I used to substitute teach preschool when I was earning my teaching credential (which I never used… this is one of about a gazillion jobs I’ve had in my life … that will be another post for another day…) As a result, I believed that I really liked young children and that I had scads of patience and would therefore be one of those very composed and put together mommy-types who did not need to scream at their children to get their point across.
I was wrong.
My temper is vertically challenged. It’s shorter than Tatoo on Fantasy Island. It’s shorter than the smallest member of the Lollypop Gang. It’s… well, you get it. I’ve got nothing but more jokes about dwarves and little people and really, that just isn’t all that nice. Nor is it the point of this post. The point is that I have found myself literally shaking in an effort to avoid doing something to Turbo that will scare him so badly that he will hate me for the rest of both our lives. I am working on this, I really am. That being said, I haven’t done that thing yet (not sure what that thing really is… I’m not gonna find out, I promise). But I have tried lots of other things in an attempt to get the little monster to step back in line. The worst thing is that Turbo has what I have decided is a nervous habit. When he is in a lot of trouble and is most likely uncomfortable and slightly scared because mommy’s face is turning crimson and spit is flying out of her mouth as she yells at him, he does the worst thing he could possibly do. He laughs. And if you’ve ever been pissed at a 3 year old, and find yourself telling ’em how it’s gonna be, the last thing you’re going for is to make them laugh. Be silent? Yes. Tremble in fear of my sinister sounding mommy-threats? Oh yes. But laugh? No.
I’ve done things in efforts at discipline that have mostly come to no fruitful conclusion. Probably the best example is when, not a half mile from our house, Turbo was doing something — of course now I have no clue what it was — that led me to offer the lamest threat that my parents ever used, “Don’t make me pull this car over!” Well, he did. And I did. And then I had no bloody idea what to do. I pulled over, braked hard and jumped out, furious. And then I stood there wondering what parents are supposed to do once they’ve pulled the car over. The best I could come up with was to open his door and get my face right in his tiny face (which did look scared at this point) and tell him to cut. it. out. It actually did work. But I hate feeling like I’ve working a plan with no idea how it’s supposed to turn out.

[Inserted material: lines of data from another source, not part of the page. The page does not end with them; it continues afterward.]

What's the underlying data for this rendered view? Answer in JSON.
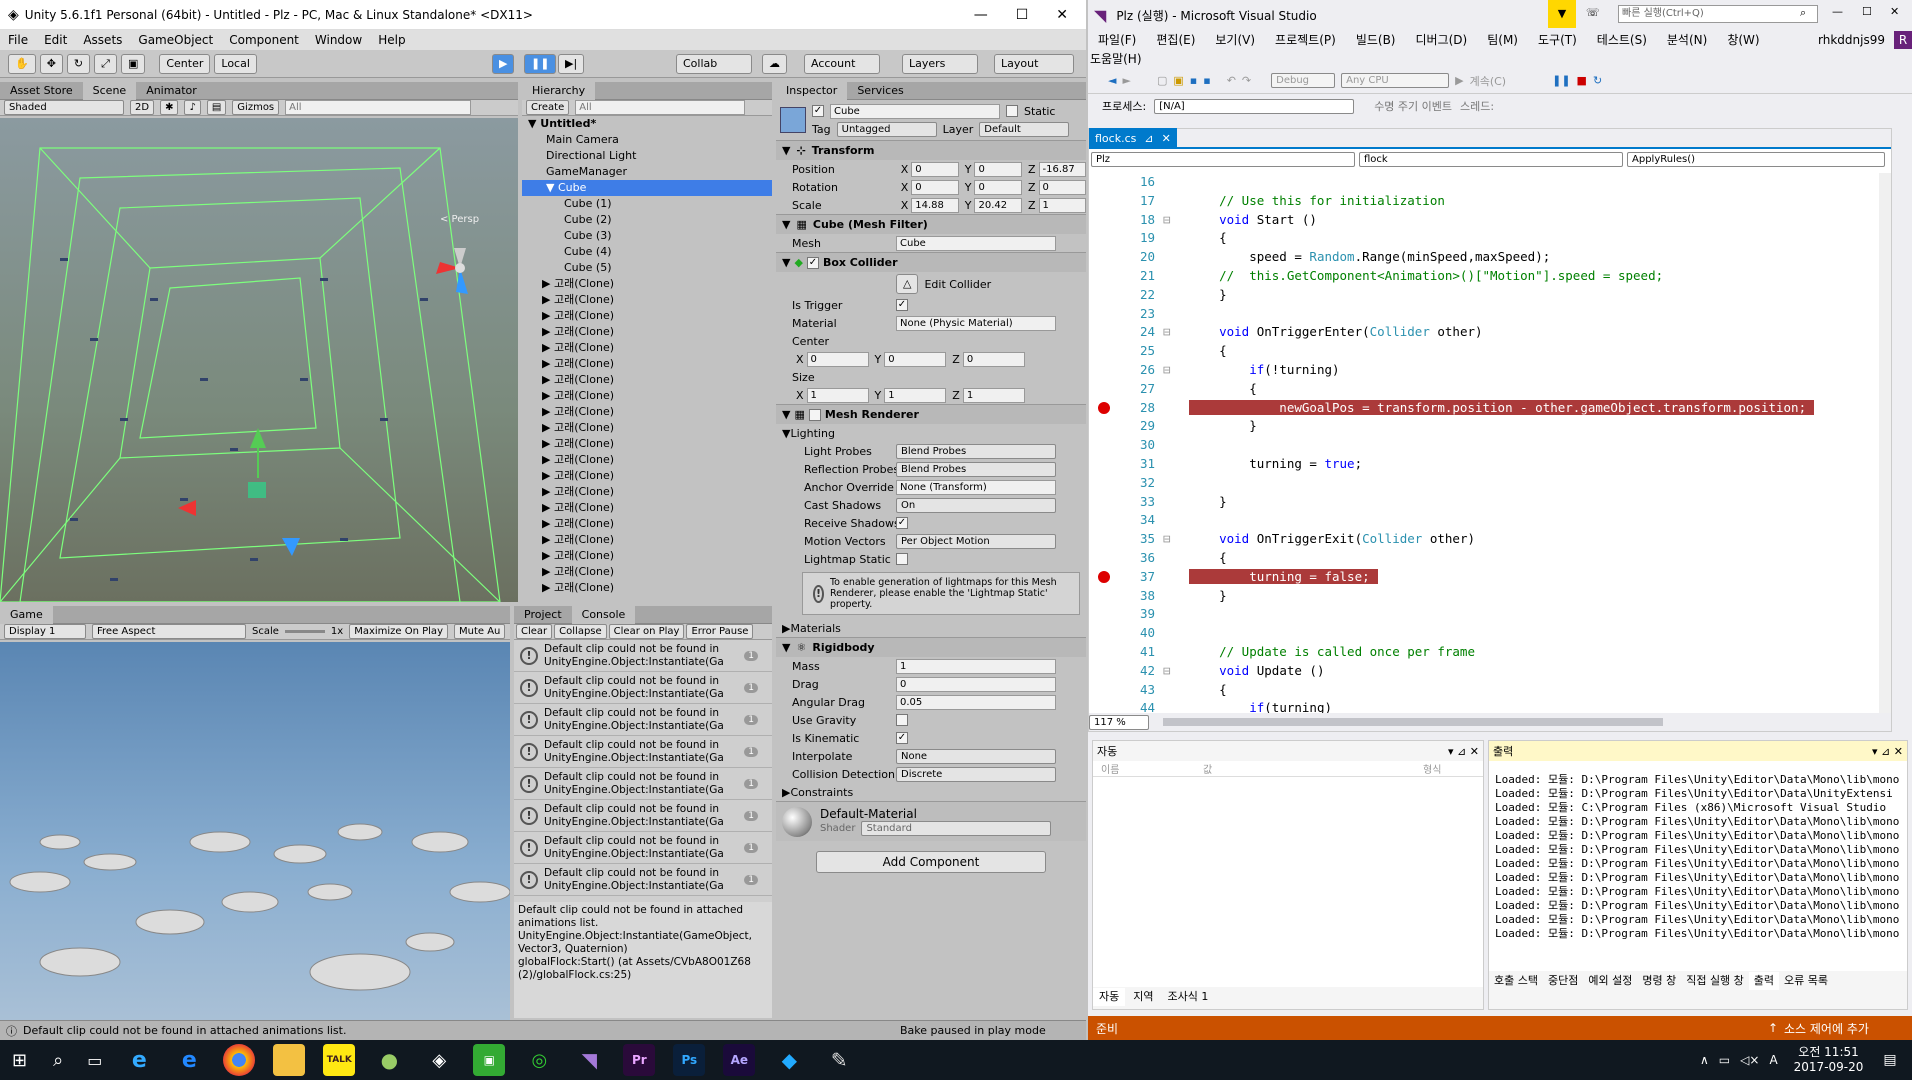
{
  "unity": {
    "title": "Unity 5.6.1f1 Personal (64bit) - Untitled - Plz - PC, Mac & Linux Standalone* <DX11>",
    "menu": [
      "File",
      "Edit",
      "Assets",
      "GameObject",
      "Component",
      "Window",
      "Help"
    ],
    "toolbar": {
      "center": "Center",
      "local": "Local",
      "collab": "Collab",
      "account": "Account",
      "layers": "Layers",
      "layout": "Layout"
    },
    "scene": {
      "tabs": [
        "Asset Store",
        "Scene",
        "Animator"
      ],
      "shaded": "Shaded",
      "mode2d": "2D",
      "gizmos": "Gizmos",
      "search_ph": "All",
      "persp": "< Persp"
    },
    "game": {
      "tab": "Game",
      "display": "Display 1",
      "aspect": "Free Aspect",
      "scale_label": "Scale",
      "scale_val": "1x",
      "max": "Maximize On Play",
      "mute": "Mute Au"
    },
    "hierarchy": {
      "tab": "Hierarchy",
      "create": "Create",
      "search_ph": "All",
      "scene": "Untitled*",
      "items": [
        "Main Camera",
        "Directional Light",
        "GameManager",
        "Cube",
        "Cube (1)",
        "Cube (2)",
        "Cube (3)",
        "Cube (4)",
        "Cube (5)",
        "고래(Clone)",
        "고래(Clone)",
        "고래(Clone)",
        "고래(Clone)",
        "고래(Clone)",
        "고래(Clone)",
        "고래(Clone)",
        "고래(Clone)",
        "고래(Clone)",
        "고래(Clone)",
        "고래(Clone)",
        "고래(Clone)",
        "고래(Clone)",
        "고래(Clone)",
        "고래(Clone)",
        "고래(Clone)",
        "고래(Clone)",
        "고래(Clone)",
        "고래(Clone)",
        "고래(Clone)"
      ]
    },
    "console": {
      "tabs": [
        "Project",
        "Console"
      ],
      "buttons": [
        "Clear",
        "Collapse",
        "Clear on Play",
        "Error Pause"
      ],
      "entries": [
        {
          "l1": "Default clip could not be found in",
          "l2": "UnityEngine.Object:Instantiate(Ga",
          "n": "1"
        },
        {
          "l1": "Default clip could not be found in",
          "l2": "UnityEngine.Object:Instantiate(Ga",
          "n": "1"
        },
        {
          "l1": "Default clip could not be found in",
          "l2": "UnityEngine.Object:Instantiate(Ga",
          "n": "1"
        },
        {
          "l1": "Default clip could not be found in",
          "l2": "UnityEngine.Object:Instantiate(Ga",
          "n": "1"
        },
        {
          "l1": "Default clip could not be found in",
          "l2": "UnityEngine.Object:Instantiate(Ga",
          "n": "1"
        },
        {
          "l1": "Default clip could not be found in",
          "l2": "UnityEngine.Object:Instantiate(Ga",
          "n": "1"
        },
        {
          "l1": "Default clip could not be found in",
          "l2": "UnityEngine.Object:Instantiate(Ga",
          "n": "1"
        },
        {
          "l1": "Default clip could not be found in",
          "l2": "UnityEngine.Object:Instantiate(Ga",
          "n": "1"
        }
      ],
      "detail": [
        "Default clip could not be found in attached",
        "animations list.",
        "UnityEngine.Object:Instantiate(GameObject,",
        "Vector3, Quaternion)",
        "globalFlock:Start() (at Assets/CVbA8O01Z68",
        "(2)/globalFlock.cs:25)"
      ]
    },
    "inspector": {
      "tabs": [
        "Inspector",
        "Services"
      ],
      "name": "Cube",
      "static": "Static",
      "tag_label": "Tag",
      "tag": "Untagged",
      "layer_label": "Layer",
      "layer": "Default",
      "transform": {
        "title": "Transform",
        "pos_label": "Position",
        "rot_label": "Rotation",
        "scale_label": "Scale",
        "pos": [
          "0",
          "0",
          "-16.87"
        ],
        "rot": [
          "0",
          "0",
          "0"
        ],
        "scale": [
          "14.88",
          "20.42",
          "1"
        ]
      },
      "meshfilter": {
        "title": "Cube (Mesh Filter)",
        "mesh_label": "Mesh",
        "mesh": "Cube"
      },
      "boxcollider": {
        "title": "Box Collider",
        "edit": "Edit Collider",
        "trigger_label": "Is Trigger",
        "material_label": "Material",
        "material": "None (Physic Material)",
        "center_label": "Center",
        "center": [
          "0",
          "0",
          "0"
        ],
        "size_label": "Size",
        "size": [
          "1",
          "1",
          "1"
        ]
      },
      "meshrenderer": {
        "title": "Mesh Renderer",
        "lighting": "Lighting",
        "lp_label": "Light Probes",
        "lp": "Blend Probes",
        "rp_label": "Reflection Probes",
        "rp": "Blend Probes",
        "ao_label": "Anchor Override",
        "ao": "None (Transform)",
        "cs_label": "Cast Shadows",
        "cs": "On",
        "rs_label": "Receive Shadows",
        "mv_label": "Motion Vectors",
        "mv": "Per Object Motion",
        "ls_label": "Lightmap Static",
        "info": "To enable generation of lightmaps for this Mesh Renderer, please enable the 'Lightmap Static' property.",
        "materials": "Materials"
      },
      "rigidbody": {
        "title": "Rigidbody",
        "mass_label": "Mass",
        "mass": "1",
        "drag_label": "Drag",
        "drag": "0",
        "adrag_label": "Angular Drag",
        "adrag": "0.05",
        "grav_label": "Use Gravity",
        "kin_label": "Is Kinematic",
        "interp_label": "Interpolate",
        "interp": "None",
        "cd_label": "Collision Detection",
        "cd": "Discrete",
        "constraints": "Constraints"
      },
      "material": {
        "name": "Default-Material",
        "shader_label": "Shader",
        "shader": "Standard"
      },
      "add": "Add Component"
    },
    "status": {
      "msg": "Default clip could not be found in attached animations list.",
      "bake": "Bake paused in play mode"
    }
  },
  "vs": {
    "title": "Plz (실행) - Microsoft Visual Studio",
    "quick_ph": "빠른 실행(Ctrl+Q)",
    "user": "rhkddnjs99",
    "menu": [
      "파일(F)",
      "편집(E)",
      "보기(V)",
      "프로젝트(P)",
      "빌드(B)",
      "디버그(D)",
      "팀(M)",
      "도구(T)",
      "테스트(S)",
      "분석(N)",
      "창(W)"
    ],
    "menu2": "도움말(H)",
    "toolbar": {
      "config": "Debug",
      "platform": "Any CPU",
      "continue": "계속(C)"
    },
    "process": {
      "label": "프로세스:",
      "value": "[N/A]",
      "lifecycle": "수명 주기 이벤트",
      "thread": "스레드:"
    },
    "tab": "flock.cs",
    "nav": {
      "project": "Plz",
      "class": "flock",
      "method": "ApplyRules()"
    },
    "zoom": "117 %",
    "code": [
      {
        "n": "16",
        "t": ""
      },
      {
        "n": "17",
        "t": "    // Use this for initialization"
      },
      {
        "n": "18",
        "t": "    void Start ()"
      },
      {
        "n": "19",
        "t": "    {"
      },
      {
        "n": "20",
        "t": "        speed = Random.Range(minSpeed,maxSpeed);"
      },
      {
        "n": "21",
        "t": "    //  this.GetComponent<Animation>()[\"Motion\"].speed = speed;"
      },
      {
        "n": "22",
        "t": "    }"
      },
      {
        "n": "23",
        "t": ""
      },
      {
        "n": "24",
        "t": "    void OnTriggerEnter(Collider other)"
      },
      {
        "n": "25",
        "t": "    {"
      },
      {
        "n": "26",
        "t": "        if(!turning)"
      },
      {
        "n": "27",
        "t": "        {"
      },
      {
        "n": "28",
        "t": "            newGoalPos = transform.position - other.gameObject.transform.position;"
      },
      {
        "n": "29",
        "t": "        }"
      },
      {
        "n": "30",
        "t": ""
      },
      {
        "n": "31",
        "t": "        turning = true;"
      },
      {
        "n": "32",
        "t": ""
      },
      {
        "n": "33",
        "t": "    }"
      },
      {
        "n": "34",
        "t": ""
      },
      {
        "n": "35",
        "t": "    void OnTriggerExit(Collider other)"
      },
      {
        "n": "36",
        "t": "    {"
      },
      {
        "n": "37",
        "t": "        turning = false;"
      },
      {
        "n": "38",
        "t": "    }"
      },
      {
        "n": "39",
        "t": ""
      },
      {
        "n": "40",
        "t": ""
      },
      {
        "n": "41",
        "t": "    // Update is called once per frame"
      },
      {
        "n": "42",
        "t": "    void Update ()"
      },
      {
        "n": "43",
        "t": "    {"
      },
      {
        "n": "44",
        "t": "        if(turning)"
      }
    ],
    "auto": {
      "title": "자동",
      "cols": [
        "이름",
        "값",
        "형식"
      ],
      "tabs": [
        "자동",
        "지역",
        "조사식 1"
      ]
    },
    "output": {
      "title": "출력",
      "lines": [
        "Loaded: 모듈: D:\\Program Files\\Unity\\Editor\\Data\\Mono\\lib\\mono",
        "Loaded: 모듈: D:\\Program Files\\Unity\\Editor\\Data\\UnityExtensi",
        "Loaded: 모듈: C:\\Program Files (x86)\\Microsoft Visual Studio",
        "Loaded: 모듈: D:\\Program Files\\Unity\\Editor\\Data\\Mono\\lib\\mono",
        "Loaded: 모듈: D:\\Program Files\\Unity\\Editor\\Data\\Mono\\lib\\mono",
        "Loaded: 모듈: D:\\Program Files\\Unity\\Editor\\Data\\Mono\\lib\\mono",
        "Loaded: 모듈: D:\\Program Files\\Unity\\Editor\\Data\\Mono\\lib\\mono",
        "Loaded: 모듈: D:\\Program Files\\Unity\\Editor\\Data\\Mono\\lib\\mono",
        "Loaded: 모듈: D:\\Program Files\\Unity\\Editor\\Data\\Mono\\lib\\mono",
        "Loaded: 모듈: D:\\Program Files\\Unity\\Editor\\Data\\Mono\\lib\\mono",
        "Loaded: 모듈: D:\\Program Files\\Unity\\Editor\\Data\\Mono\\lib\\mono",
        "Loaded: 모듈: D:\\Program Files\\Unity\\Editor\\Data\\Mono\\lib\\mono"
      ],
      "tabs": [
        "호출 스택",
        "중단점",
        "예외 설정",
        "명령 창",
        "직접 실행 창",
        "출력",
        "오류 목록"
      ]
    },
    "status": {
      "ready": "준비",
      "source": "소스 제어에 추가"
    }
  },
  "taskbar": {
    "time": "오전 11:51",
    "date": "2017-09-20",
    "lang": "A"
  }
}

My greatest parenting tool (which will reveal how utterly clueless I am at this) is to count slowly to three. What is weird is that it usually works. It’s even starting to work with Lunchbox. They do something crappy, I give them the look, issue my warning and then start counting, and whatever it is usually stops before three. My mom was in town one day when I had reason to count, and she leaned over and whispered, “What happens at three?” I was honest with her. “Mom, I haven’t got a clue.”
So, what happens at three? Anyone? Anyone?
2 thoughts on “One…. Two… Two and a half…”
Absolutely hilarious…and so very true. Thank you for speaking the honest truth!
Thanks Stacey! Does this mean that you don’t know what happens at three either?